- 1932 - Tony Bartirome was born in Pittsburgh. The slick fielding 1B played one year for the Bucs in 1952, hitting .220. The Hill District native did have a long career with Pittsburgh as their trainer, lasting from 1967-85. One Bartirome tale involves an RBI he earned, not as a player but as a sawbones. As related in John McCollister’s Tales From The Pirate Dugout, Bartirome went out to check on Bill Robinson, who had just been knocked down by a pitch in the seventh game of the 1979 World Series. The bases were loaded in the ninth with two down when he was brushed back. Robinson told Bartirome that he was OK; the pitcher (Dennis Martinez) didn’t hit him. “The hell he didn’t” replied Bartirome, who dug his nail into Robinson’s thumb until it bled. The ump, Jerry Neudecker, saw the crimson trickle and waved him to first to bring home the Bucs’ final run in the 4-1 win.
|Tony Bartirome 1953 Topps|
- 1947 - The Pirates sold lefty Ken Heintzelman‚ 33‚ to the Phillies. Heintzelman worked 7-1/2 years (1937-46) for the Bucs, interrupted by the war, and had a 37-43 record with a 4.14 ERA. The swingman wasn’t done; he pitched 5-1/2 more seasons for the Phils, winning 40 games. His son, Tom went on to play major league baseball with the Cardinals and Giants as an infielder between 1973 and 1978.

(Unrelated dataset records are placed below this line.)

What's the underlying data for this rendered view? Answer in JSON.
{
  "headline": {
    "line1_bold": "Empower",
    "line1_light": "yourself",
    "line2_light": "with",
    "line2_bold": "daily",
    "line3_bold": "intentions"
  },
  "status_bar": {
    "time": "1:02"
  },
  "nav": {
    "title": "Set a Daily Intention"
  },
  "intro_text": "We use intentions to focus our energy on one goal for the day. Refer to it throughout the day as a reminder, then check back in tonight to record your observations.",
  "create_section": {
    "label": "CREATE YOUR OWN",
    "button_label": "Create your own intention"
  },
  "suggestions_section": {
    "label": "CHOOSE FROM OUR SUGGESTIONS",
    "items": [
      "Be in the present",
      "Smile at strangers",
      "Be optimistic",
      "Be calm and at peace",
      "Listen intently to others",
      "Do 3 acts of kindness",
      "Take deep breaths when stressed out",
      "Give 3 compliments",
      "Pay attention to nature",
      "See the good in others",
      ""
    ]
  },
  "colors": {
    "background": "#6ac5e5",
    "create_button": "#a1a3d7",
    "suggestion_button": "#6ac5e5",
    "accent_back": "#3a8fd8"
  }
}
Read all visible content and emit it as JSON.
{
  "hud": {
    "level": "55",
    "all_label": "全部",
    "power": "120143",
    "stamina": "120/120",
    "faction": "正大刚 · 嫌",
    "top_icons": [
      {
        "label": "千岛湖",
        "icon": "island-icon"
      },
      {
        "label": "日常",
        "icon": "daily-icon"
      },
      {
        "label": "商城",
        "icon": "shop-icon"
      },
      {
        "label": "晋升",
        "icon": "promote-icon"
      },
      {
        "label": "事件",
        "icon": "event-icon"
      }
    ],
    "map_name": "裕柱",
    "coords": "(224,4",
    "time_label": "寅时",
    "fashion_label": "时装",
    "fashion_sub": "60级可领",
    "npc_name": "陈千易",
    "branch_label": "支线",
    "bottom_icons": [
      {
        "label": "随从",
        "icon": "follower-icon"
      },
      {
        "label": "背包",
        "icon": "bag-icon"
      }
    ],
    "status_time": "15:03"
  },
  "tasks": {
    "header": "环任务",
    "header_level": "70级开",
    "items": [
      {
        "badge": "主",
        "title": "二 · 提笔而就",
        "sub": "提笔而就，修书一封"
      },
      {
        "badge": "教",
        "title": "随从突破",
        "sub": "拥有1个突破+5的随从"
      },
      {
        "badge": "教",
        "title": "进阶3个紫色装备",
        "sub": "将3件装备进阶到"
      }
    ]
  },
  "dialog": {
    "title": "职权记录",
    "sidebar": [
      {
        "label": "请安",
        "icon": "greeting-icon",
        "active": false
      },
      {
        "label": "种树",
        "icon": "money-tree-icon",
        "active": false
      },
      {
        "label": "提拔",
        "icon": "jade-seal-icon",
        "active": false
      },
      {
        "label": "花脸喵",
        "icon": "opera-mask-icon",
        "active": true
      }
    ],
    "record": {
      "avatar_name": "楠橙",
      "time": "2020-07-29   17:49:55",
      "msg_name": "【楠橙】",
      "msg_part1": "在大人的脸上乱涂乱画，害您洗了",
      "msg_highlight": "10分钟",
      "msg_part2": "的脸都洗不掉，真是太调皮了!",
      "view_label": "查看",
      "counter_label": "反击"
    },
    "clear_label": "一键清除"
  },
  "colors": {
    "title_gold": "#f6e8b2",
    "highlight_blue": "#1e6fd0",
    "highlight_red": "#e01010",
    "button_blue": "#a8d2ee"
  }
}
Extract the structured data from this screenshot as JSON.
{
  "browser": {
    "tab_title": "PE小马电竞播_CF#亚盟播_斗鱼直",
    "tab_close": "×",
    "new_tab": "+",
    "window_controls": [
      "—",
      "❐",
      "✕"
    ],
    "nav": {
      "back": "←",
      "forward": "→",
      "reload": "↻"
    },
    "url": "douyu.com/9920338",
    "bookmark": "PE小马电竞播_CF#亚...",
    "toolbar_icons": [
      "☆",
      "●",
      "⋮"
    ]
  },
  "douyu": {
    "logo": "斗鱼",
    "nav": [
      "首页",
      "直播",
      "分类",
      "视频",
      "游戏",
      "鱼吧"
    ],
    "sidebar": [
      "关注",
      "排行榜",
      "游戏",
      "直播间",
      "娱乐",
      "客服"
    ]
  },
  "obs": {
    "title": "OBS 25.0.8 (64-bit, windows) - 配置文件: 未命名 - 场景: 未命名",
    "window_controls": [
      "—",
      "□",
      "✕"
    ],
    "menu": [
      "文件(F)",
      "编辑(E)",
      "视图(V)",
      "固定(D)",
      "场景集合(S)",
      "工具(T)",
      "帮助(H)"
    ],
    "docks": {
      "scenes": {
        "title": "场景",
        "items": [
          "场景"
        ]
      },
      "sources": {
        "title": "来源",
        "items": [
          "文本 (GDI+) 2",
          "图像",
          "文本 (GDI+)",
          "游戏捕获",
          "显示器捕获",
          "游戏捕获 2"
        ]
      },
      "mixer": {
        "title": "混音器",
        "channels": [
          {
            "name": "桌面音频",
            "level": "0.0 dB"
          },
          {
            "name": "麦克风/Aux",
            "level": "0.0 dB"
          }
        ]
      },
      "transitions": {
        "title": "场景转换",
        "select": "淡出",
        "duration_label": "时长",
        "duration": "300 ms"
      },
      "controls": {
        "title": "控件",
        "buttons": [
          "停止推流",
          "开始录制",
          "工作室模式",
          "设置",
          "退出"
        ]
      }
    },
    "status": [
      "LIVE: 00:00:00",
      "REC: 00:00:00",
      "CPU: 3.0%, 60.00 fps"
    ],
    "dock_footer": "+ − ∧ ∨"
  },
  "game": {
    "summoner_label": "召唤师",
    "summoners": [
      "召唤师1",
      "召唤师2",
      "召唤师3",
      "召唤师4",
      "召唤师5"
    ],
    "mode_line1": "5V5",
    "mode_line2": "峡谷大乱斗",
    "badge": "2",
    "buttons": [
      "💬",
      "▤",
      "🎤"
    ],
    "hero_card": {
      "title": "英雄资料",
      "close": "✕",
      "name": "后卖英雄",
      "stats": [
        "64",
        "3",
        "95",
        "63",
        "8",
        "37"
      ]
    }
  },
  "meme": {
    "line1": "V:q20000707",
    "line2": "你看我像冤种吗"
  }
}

- 1948 - In the second game of a Sunday doubleheader at Forbes Field between the Pirates and the Dodgers‚ umpire Jocko Conlan let the game play through a 7PM curfew because he thought Pittsburgh manager Billy Meyer was stalling while sitting on a 5-4 lead. Brooklyn went ahead 7-5‚ but Ralph Kiner hit a three run HR to give Pittsburgh the 10-8 victory. The Bucs were fined $100 by the City for violating the curfew. Brooklyn romped in the opener, 14-2, and all those Sunday runs were the reason the nightcap pushed past the curfew limits.